So subtle, just a teency touch of body language, and Rita's entire persona is sewn up in vivid color. A sad wishing that someone would tell her, no, you're still beautiful, you still got it going on, girl.  But no one contradicts her and she deflates but carries on. Body language. A gift of Sylvre's. 

You know I don't talk much about plots, and this is no exception except to say this particular story line was absolutely riveting. Big time. Sylvre knows her stuff. Weapons, computer technology, strategics, logistics, all the goodies that make for good action and adventure.

But...but...Ms. Sylvre also knows something ever bigger, even better. Humans. What one person has that makes another person tick. What one person has that dries another person ape shit. What one person has that makes another crazy with desire. Love, sensuality, deep-in-the-gut emotion, no holds barred. The good with the bad, the pretty with the ugly. Humans. The way we really are. 
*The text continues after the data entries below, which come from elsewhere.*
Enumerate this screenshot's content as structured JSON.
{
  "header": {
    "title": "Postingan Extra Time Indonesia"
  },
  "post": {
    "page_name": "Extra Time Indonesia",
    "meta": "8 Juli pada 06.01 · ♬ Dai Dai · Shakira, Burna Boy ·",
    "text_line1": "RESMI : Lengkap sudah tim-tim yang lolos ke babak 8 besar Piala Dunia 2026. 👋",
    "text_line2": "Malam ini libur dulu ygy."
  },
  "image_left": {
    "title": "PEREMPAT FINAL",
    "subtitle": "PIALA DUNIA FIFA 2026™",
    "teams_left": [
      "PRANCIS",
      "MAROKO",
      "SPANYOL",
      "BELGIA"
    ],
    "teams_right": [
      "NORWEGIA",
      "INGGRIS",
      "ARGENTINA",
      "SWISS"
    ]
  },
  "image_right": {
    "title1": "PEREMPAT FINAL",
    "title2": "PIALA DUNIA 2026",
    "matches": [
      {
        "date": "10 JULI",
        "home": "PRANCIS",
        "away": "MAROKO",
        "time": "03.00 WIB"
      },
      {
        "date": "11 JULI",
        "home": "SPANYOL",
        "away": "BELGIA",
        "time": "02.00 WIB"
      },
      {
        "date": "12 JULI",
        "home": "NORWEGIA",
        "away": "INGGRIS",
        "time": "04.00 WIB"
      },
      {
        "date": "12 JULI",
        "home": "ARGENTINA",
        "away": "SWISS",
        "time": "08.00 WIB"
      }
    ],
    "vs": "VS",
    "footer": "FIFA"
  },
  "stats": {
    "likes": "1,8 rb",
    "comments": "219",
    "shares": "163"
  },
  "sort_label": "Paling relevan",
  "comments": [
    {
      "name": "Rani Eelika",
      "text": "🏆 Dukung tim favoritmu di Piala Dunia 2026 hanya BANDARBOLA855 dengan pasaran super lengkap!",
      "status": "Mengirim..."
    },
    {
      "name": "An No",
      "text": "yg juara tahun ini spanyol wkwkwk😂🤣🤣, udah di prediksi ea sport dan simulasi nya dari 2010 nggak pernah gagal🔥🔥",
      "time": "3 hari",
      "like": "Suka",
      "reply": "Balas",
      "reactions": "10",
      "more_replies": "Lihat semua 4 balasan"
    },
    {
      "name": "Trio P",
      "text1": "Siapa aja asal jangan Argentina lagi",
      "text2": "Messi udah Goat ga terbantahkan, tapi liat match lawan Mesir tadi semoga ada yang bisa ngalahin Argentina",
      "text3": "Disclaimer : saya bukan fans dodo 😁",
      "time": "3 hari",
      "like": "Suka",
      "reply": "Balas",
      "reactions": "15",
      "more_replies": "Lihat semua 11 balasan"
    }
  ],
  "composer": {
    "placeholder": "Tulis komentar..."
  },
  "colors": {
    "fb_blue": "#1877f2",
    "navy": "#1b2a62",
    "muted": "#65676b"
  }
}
Sonny James and Luki Vasquez are two of my favorite fictional characters of all time. Something about them...just something about them. Beautiful, gentle but-can-be-a-force-to-be-reckoned-with Sonny James. So loyal, so enamored of his husband Luki. A perfect character, so well drawn I feel as though I could just pick up the phone and call him. So well drawn I find myself wildly attracted to him. 

And then there's Luki....confirmed bad-ass who is growing a heart over the course of the series and who is softening up a little because of that heart. 

Their dynamics---in and out of the bed---are fabulous. Oh, and speaking of the bed. One unforgettable scene---in a bath tub---ay-ay-ay! I even stopped reading to make a comment to the author. Oh, hell's bells. Can Sylvre write the intimate scenes. And they are not hump-it-baby-oh-yeah-baby fare. Her sex scenes are hot as Hades yet so damn classy. The lovemaking session by the water. On the rock. Beautiful, intense. 

For you readers who are devoted Vasquez and James fans, you will not want to miss this installment. There are excellent flashbacks into Luki's past, when he was eighteen. There is a final confrontation with his childhood, when he faces the ghosts---thanks to the love and patience of Sonny---of the incident when his face was slashed. It's a wonderful insight into Luki, his growth, his triumph over his demons. And a beautiful tribute to his Sonny who has stood by him through all these fabulous books.

Finding Jackie. If I gave stars, I'd have to give this read its own constellation. Yes. It is that good. 

Thanks, Ms. Sylvre, for another beautiful, satisfying read.